I know a lot of people (especially us Brits) may feel awkward or uncomfortable asking why someone feels only ‘fine’, but the truth is you are unlikely to get an aggressive response by caring. In fact, most people will really appreciate you asking, and it opens up the door to a far more emotionally rooted, meaningful conversation.
So, remember to say what you see, and if something is not right, point it out.
When I was teaching negotiators, I would often have students ask me what to say to somebody who’s standing on top of a building and looks like they’re about to jump.
Well, just like in normal life, if something’s not right, you’ve got to point it out, so my response would be this:
‘We’ve been called because you’re standing on top of this building and it looks like you’re going to jump.’
Say what you see and let them talk about how they are feeling; the results will speak for themselves.

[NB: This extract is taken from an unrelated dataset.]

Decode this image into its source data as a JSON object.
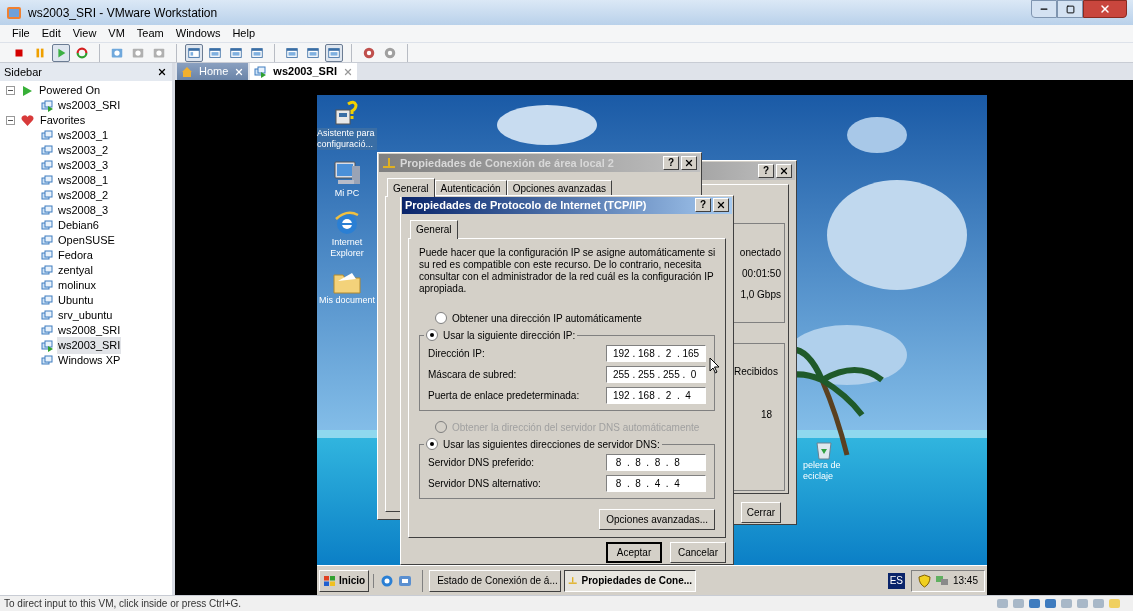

These days, we are so used to not having those open, honest conversations. We find it uncomfortable talking about emotional problems, or we are concerned we might look stupid or embarrass the other person if we are wrong, but that’s not the case.”
Changing our unconscious habits
“Effective communication, like so many other things in life, is a skill. We use it unconsciously so often that when we try and stop and use it consciously, it feels clunky and weird. But the only way we can change this is to stop and reflect on what’s actually happened. You can do this with every single conversation that you have.
Even if you just spend 5–10 minutes a day thinking about the conversations you had, try and highlight where you might have projected all your assumptions onto the conversation without actually checking in to see if you were right or wrong. If you do, you’ll be surprised at how often it happens!”
Don’t go for the quick fix
I think what we have learned here is that we need to resist the urge for a quick fix when it comes to communicating. Making assumptions from our own beliefs is habitual. Even though it may save us time, we need to take a breath from the distractions around us, take a pause, and take the opportunity to prevent a potential crisis from happening.
I hope you enjoyed this blog.
More to come next week!